Besides the overall record, what's the biggest difference between this year's Xavier basketball team and the previous one?
This squad is deep, and more than simply being deep, it's got talent stretching from the starting five to the end of the bench.
While the Xavier community has become accustomed to one-man-band efforts in recent years (Semaj Christon, Tu Holloway), we may be witnessing a return to the kind of play that twice sent this school to the Elite Eight.
Xavier started Tuesday's game down 11-2. It didn't record a basket in over seven minutes of play. An electric Cintas Center felt static and sad, and it looked like Xavier had cold feet for its Big East debut. The team missed its first 11 shots.
But when things changed, they changed fast.
Anyone with cable or internet access may know who Semaj Christon is, and rightfully so. He's been showing up on NBA mock drafts for a couple of years now. The savvy sophomore recorded 10 points, eight assists and five rebounds in his Big East debut.
What's notable about this game, however, is how the supporting talent surrounding Christon came through when it needed to.
Xavier was able to rally the nine-point deficit to a mere two-point deficit by end of the half before opening the second half on a 13-point run.

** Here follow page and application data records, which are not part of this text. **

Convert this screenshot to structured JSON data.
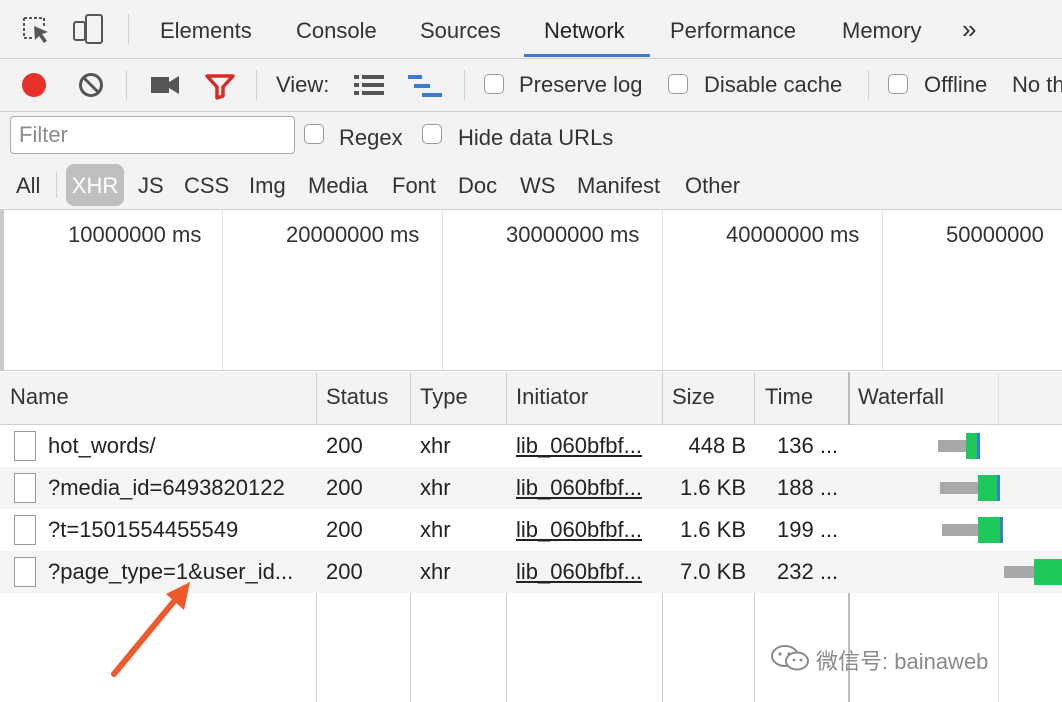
{
  "tabs": [
    "Elements",
    "Console",
    "Sources",
    "Network",
    "Performance",
    "Memory"
  ],
  "active_tab": "Network",
  "tabs_overflow": "»",
  "toolbar": {
    "view_label": "View:",
    "preserve_log": "Preserve log",
    "disable_cache": "Disable cache",
    "offline": "Offline",
    "throttling": "No th"
  },
  "filter": {
    "placeholder": "Filter",
    "regex": "Regex",
    "hide_data_urls": "Hide data URLs"
  },
  "types": [
    "All",
    "XHR",
    "JS",
    "CSS",
    "Img",
    "Media",
    "Font",
    "Doc",
    "WS",
    "Manifest",
    "Other"
  ],
  "active_type": "XHR",
  "overview_ticks": [
    "10000000 ms",
    "20000000 ms",
    "30000000 ms",
    "40000000 ms",
    "50000000"
  ],
  "columns": {
    "name": "Name",
    "status": "Status",
    "type": "Type",
    "initiator": "Initiator",
    "size": "Size",
    "time": "Time",
    "waterfall": "Waterfall"
  },
  "rows": [
    {
      "name": "hot_words/",
      "status": "200",
      "type": "xhr",
      "initiator": "lib_060bfbf...",
      "size": "448 B",
      "time": "136 ..."
    },
    {
      "name": "?media_id=6493820122",
      "status": "200",
      "type": "xhr",
      "initiator": "lib_060bfbf...",
      "size": "1.6 KB",
      "time": "188 ..."
    },
    {
      "name": "?t=1501554455549",
      "status": "200",
      "type": "xhr",
      "initiator": "lib_060bfbf...",
      "size": "1.6 KB",
      "time": "199 ..."
    },
    {
      "name": "?page_type=1&user_id...",
      "status": "200",
      "type": "xhr",
      "initiator": "lib_060bfbf...",
      "size": "7.0 KB",
      "time": "232 ..."
    }
  ],
  "watermark": "微信号: bainaweb",
  "colors": {
    "record": "#e8302a",
    "filter_icon": "#d92b2b",
    "accent": "#3a7bd5",
    "waterfall_receive": "#1fc85a",
    "annotation_arrow": "#ee5a2c"
  }
}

While Christon's name was all over the Xavier comeback, it was surprisingly Justin Martin, hero of the Crosstown Classic, who dropped nine of his 15 points in the decisive second-half run. The forward also grabbed six rebounds.
Center Matt Stainbrook has been everything the doctor ordered following last year's nasty performance. The big man finished just a missed free throw shy of another double-double, as he also hauled in 10 rebounds and clogged the lanes St. Johns was routinely trying to exploit off the dribble.
His partner in crime, senior Isaiah Philmore, finished just one rebound shy of a double-double, ending the game with nine rebounds and 11 points.
The production from the big men on this team has been astronomical—compared to last season of course.
More inspiring than the routine solid play of upperclassmen was the flash of brilliance from freshman guard Brandon Randolph. Xavier was having trouble scoring at a time during the second half and St. Johns was rapidly consuming Xavier's lead.
He only recorded 12 minutes, but in one short span, registered five straight Xavier points and helped the team weather a fierce Red Storm rally. Randolph finished 3-for-3 from the field and recorded seven points.
Jalen Reynolds had a dunk that nearly brought the rim down. There's more to come from him later.
With this kind of point distribution, Xavier becomes a much more dangerous, versatile threat. The team already proved it can survive tenacious defense in the absence of Christon after handling UC without its star for nearly the entire first half and much of the second.
Tuesday was more proof of the other guards' growing competency and confidence.
Last year, all hope of a Xavier victory followed Semaj to the sidelines following another cramps flare-up. This year, who's in seems to matter less because there's enough talent and leadership on this team to perform regardless of the situation.
When a guy like James Farr—who has easily become the most notable improvement from last year and is now averaging around eight points and six rebounds a game—is only getting 14 minutes, the abundance of talent becomes crystal-clear.
There's more to this team than just an NBA prospect. It's refreshing to see Chris be able to call on other guys to score when the team needs a boost of energy.
This is not to say that Christon isn't insanely valuable to this team and its tournament chances, but it's the enormous amount of talent surrounding the star that could make Xavier surprise a lot of people in college basketball.
While the school may be new to its conference, it's certainly no stranger to doing that.